‘Back when I was a student in Tasmania, I went out for a while with a Croatian boy. He took me to a dance one night and there were some Yugoslavian boys there too. I think all the girls were Aussies. I started flirting with the Yugoslav boy because he was making eyes at me and then the Croatian boy pulled out a knife and said to both of us, “You do that again, and I’ll stab him.”

‘That really scared me. I was a very naïve, 18 year old but that stayed in my memory all those years. I decided I wanted to find out why were there Croatians coming to Australia and why did they hate Yugoslavs so I had to do the research on that and find out.

‘I moved to Newtown 20 years ago when I left Tasmania. I was married to an ex-Newtown boy. He’d told me so much about the place; I knew I wanted to live here. When I got here, I fell in love with it and felt really welcomed.

‘I spent my life as a journalist and for the past eight years have been working on a book of verses called Newtown Voices about four characters that live in Newtown in 1978. Two of the characters are locals – a deputy editor of the weekly paper and a lesbian living in a squat – and two of them are newcomers including a Croatian migrant with a tragic past who I based my experience as a teen on.
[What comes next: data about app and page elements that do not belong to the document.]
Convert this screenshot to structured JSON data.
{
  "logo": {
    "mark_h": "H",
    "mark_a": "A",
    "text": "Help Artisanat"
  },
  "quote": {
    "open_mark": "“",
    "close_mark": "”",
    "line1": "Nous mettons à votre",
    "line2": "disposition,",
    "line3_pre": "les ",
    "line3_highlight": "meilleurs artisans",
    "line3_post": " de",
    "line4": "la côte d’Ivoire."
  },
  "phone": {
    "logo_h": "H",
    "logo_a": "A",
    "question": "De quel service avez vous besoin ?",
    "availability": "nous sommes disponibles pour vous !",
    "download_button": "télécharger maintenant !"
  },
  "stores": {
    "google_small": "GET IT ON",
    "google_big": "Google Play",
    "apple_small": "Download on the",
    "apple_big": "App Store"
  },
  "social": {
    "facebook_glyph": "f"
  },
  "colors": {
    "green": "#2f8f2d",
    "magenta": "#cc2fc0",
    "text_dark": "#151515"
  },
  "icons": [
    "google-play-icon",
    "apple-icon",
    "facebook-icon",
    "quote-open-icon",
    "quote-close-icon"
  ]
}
‘From the book, I’d like people to take just a little bit of history about how Newtown was in the 70s but also get a sense of how much it’s the same – apart from the horrible crimes and violence back then. Essentially, the people are the same. A lot of the buildings and streets are the same. It’s almost like it’s a timeless place. There’s something about Newtown that doesn’t change when the buildings refurbish and the place gets gentrified – the people who stay in Newtown make it. There’s this ongoing spirit that doesn’t vanish.’

 

‘I always worked with fabric even as a kid. I started working in the rag trade as an apprentice cutter in Flinders Lane in 1962 and then was heading in to bridal and thought; if I’m going to do bridal then I need to know something about hats. The very first piece of felt I picked up and blocked, I went, “Ahhh, that’s what you’re meant to do.” You’re working in three dimensions rather than working in flat pattern work.

‘I still do a huge amount of sewing but now I teach hard and soft sculptured costume. It’s kind of a combination of millinery and costume. I’ve been lucky. I’ve had lots of big jobs and lots of fabulous work to create. The last job I did was Aladdin – it was lovely… but Star Wars, Phantom and Moulin Rouge were also great.

‘I’ve been a milliner for 55 years and I just turned 71. That was why I had the blue beard done because it was my birthday – my birthday beard.’

‘Sometimes us Sistergirls don’t like to identify as transgender. We come underneath the umbrella of transgender however we like to be called Sistergirls because it is a cultural identity. A lot of Sistergirls face discrimination and rejection from their own family and often feel isolated and are left homeless. We face stigma and discrimination in the community as well as cultural barriers to transition openly.

‘A lot of us travel to larger cities to seek refuge and solace and sometimes that isn’t even there in the larger cities. There was a lot of trauma growing up and now I’m still living with depression and anxiety. It’s funny, but I feel safer here than being back at home.’

‘It was a bad time for me but things have come together since I moved here and it’s been going very well. It means a lot to me to have this place because I’ve stayed in a lot of places and it hasn’t gone too well. It’s really good now. I’ve had a lot of help from Newtown Neighbourhood Centre and I feel like I’ve got a good chance of doing something. It’s stable here and I just want to keep on doing what I’m doing. I hope to just keep on trying to make things better.’

‘I’m a Sista Girl from the Tiwi Islands. A Sista Girl is like a woman that is trapped in a man’s body. I feel more like a woman and am more attracted to a man than a woman.

‘There are a lot of Sista Girls in the Tiwis. We all support each other and help each other a lot. We look after each other when we have issues and problems. When a Sista Girl is depressed or feeling down, we go there and have a talk to her and make her feel like she is loved.

‘Sometimes we find that some people don’t accept us. Somehow we’ve managed to live with it but we know that we have other for support as well and that people that love us.

‘I chose to come to the Mardi Gras in Sydney because I want to find freedom and acceptance. I also want to get the message out to other Sista Girls not to feel afraid or alone. I want them to know that there are other Sista Girls out there that are like them as well.’